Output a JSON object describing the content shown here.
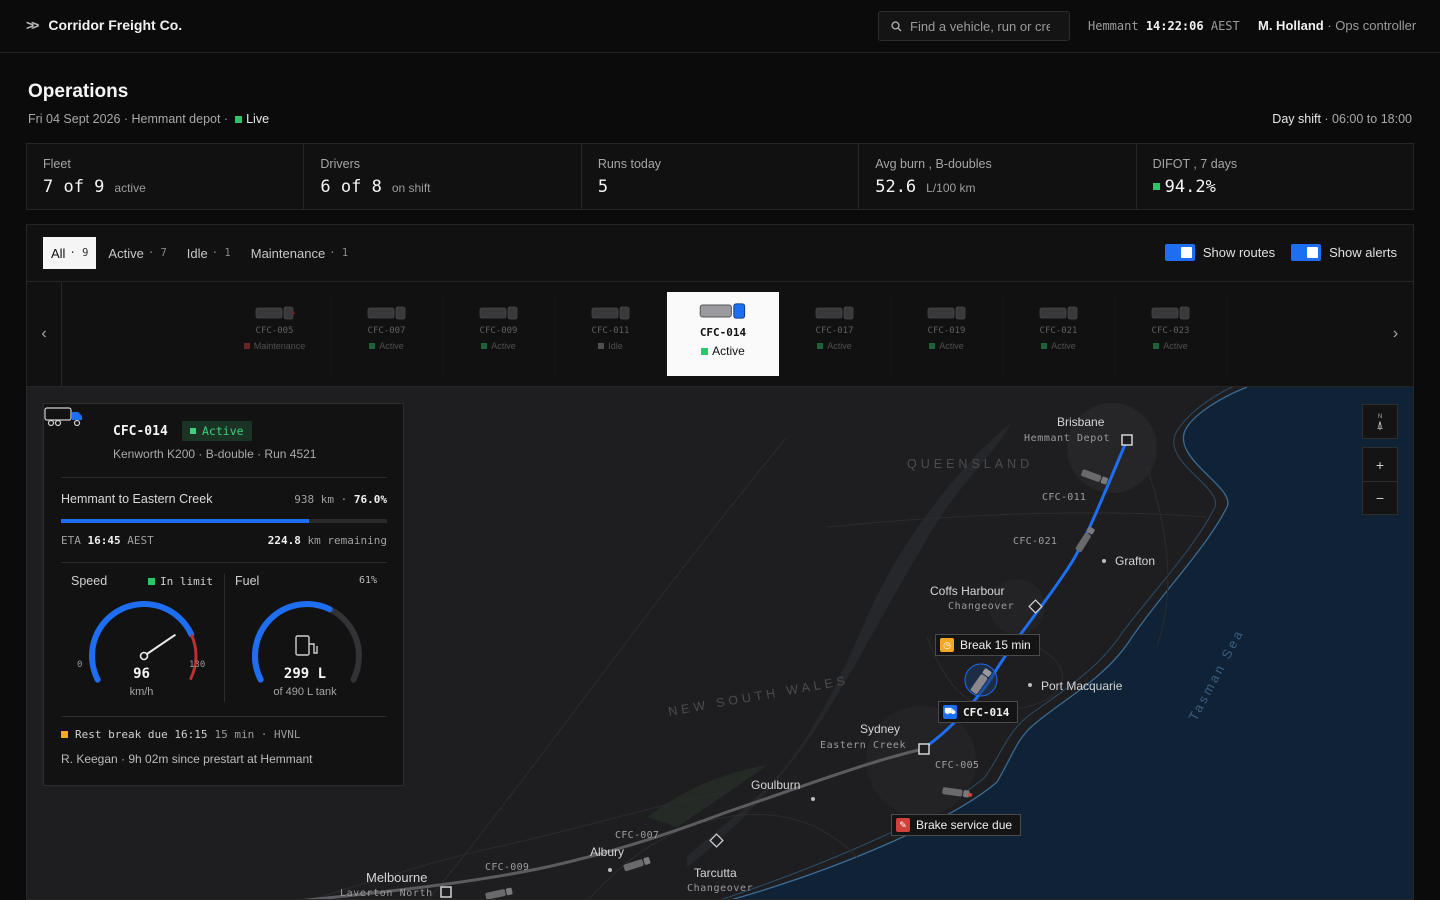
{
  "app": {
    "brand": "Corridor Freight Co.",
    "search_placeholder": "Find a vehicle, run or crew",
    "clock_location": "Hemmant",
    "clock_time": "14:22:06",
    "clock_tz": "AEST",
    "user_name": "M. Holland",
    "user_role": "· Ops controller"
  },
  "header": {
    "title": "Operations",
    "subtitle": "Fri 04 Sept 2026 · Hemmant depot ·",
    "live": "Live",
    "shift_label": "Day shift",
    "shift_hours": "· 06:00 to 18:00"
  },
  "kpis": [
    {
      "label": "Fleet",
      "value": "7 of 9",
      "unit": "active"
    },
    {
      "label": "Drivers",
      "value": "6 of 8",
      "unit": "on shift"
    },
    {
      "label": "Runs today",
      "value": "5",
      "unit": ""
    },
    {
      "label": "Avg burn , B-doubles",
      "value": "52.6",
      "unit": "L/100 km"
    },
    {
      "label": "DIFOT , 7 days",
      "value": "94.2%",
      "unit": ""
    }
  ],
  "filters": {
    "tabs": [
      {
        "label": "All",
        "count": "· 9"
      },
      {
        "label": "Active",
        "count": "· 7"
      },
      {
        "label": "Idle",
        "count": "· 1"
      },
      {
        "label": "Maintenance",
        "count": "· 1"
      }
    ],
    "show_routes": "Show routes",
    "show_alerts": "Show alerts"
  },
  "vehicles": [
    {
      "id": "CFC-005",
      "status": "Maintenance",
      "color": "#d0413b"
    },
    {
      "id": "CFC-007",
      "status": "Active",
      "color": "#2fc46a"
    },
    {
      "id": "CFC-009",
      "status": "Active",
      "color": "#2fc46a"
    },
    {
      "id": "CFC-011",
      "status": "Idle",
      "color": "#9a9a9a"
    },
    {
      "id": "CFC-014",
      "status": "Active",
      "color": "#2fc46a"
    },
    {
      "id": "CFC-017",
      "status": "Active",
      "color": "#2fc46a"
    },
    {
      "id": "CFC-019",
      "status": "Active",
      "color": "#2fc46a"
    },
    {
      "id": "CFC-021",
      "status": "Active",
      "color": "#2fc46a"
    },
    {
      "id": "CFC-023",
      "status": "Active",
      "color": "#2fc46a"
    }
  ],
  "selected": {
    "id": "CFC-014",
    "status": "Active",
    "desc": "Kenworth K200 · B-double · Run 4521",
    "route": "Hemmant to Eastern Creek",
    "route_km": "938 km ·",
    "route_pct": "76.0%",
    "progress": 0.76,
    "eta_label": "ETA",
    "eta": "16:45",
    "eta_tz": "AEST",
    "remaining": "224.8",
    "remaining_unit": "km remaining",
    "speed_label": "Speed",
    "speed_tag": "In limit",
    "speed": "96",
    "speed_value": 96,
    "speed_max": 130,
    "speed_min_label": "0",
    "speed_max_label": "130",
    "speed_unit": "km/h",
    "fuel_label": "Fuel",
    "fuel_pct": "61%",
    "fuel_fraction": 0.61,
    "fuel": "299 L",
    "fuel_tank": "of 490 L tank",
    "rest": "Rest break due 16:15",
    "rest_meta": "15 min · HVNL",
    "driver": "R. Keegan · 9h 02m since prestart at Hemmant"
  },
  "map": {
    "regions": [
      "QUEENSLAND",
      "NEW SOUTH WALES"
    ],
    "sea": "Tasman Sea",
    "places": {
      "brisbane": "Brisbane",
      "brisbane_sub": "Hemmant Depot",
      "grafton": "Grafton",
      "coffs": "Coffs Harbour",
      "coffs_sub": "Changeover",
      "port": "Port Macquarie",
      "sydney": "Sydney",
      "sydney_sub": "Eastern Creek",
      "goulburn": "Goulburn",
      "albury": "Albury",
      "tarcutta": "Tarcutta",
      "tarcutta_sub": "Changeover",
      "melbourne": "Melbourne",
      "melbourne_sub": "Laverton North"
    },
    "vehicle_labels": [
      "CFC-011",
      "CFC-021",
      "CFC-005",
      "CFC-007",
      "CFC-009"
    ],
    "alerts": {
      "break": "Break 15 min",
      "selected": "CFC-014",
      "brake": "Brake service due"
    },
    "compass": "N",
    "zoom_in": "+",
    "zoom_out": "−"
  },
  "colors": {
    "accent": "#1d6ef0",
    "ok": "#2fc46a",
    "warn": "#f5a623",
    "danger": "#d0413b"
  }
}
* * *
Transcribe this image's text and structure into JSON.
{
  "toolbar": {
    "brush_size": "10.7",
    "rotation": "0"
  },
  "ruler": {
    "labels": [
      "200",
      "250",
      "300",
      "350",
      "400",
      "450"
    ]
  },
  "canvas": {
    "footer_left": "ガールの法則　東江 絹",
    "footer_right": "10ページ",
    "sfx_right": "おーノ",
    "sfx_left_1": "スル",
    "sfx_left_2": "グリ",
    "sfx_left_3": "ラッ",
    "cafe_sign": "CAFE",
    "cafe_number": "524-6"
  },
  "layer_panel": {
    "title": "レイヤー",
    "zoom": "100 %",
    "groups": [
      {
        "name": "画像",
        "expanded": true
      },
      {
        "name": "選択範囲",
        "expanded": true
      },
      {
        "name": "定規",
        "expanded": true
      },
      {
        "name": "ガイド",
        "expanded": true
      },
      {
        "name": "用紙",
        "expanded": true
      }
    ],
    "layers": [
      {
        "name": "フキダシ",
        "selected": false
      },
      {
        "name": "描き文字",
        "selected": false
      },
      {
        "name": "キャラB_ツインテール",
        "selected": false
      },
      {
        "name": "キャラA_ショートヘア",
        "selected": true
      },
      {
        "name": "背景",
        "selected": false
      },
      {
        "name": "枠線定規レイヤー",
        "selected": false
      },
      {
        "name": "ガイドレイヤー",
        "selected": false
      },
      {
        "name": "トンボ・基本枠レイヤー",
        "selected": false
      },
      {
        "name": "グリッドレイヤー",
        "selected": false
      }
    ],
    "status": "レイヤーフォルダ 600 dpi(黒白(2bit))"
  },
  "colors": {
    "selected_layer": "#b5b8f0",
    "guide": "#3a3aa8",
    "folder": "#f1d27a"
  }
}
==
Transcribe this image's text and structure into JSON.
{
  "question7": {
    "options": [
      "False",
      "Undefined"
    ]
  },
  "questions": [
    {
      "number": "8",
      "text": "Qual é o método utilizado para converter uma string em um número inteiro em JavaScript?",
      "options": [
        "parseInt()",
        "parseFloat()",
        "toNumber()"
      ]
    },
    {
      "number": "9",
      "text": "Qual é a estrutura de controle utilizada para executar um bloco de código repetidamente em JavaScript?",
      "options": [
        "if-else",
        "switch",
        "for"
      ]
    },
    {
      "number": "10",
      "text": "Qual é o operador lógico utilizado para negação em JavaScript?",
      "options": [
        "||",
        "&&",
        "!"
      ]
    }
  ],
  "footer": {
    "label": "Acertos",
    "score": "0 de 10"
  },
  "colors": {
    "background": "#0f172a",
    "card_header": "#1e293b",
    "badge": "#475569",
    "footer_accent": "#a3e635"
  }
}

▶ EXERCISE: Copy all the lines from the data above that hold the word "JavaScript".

▶ RESULT OF THE TASK:
      "text": "Qual é o método utilizado para converter uma string em um número inteiro em JavaScript?",
      "text": "Qual é a estrutura de controle utilizada para executar um bloco de código repetidamente em JavaScript?",
      "text": "Qual é o operador lógico utilizado para negação em JavaScript?",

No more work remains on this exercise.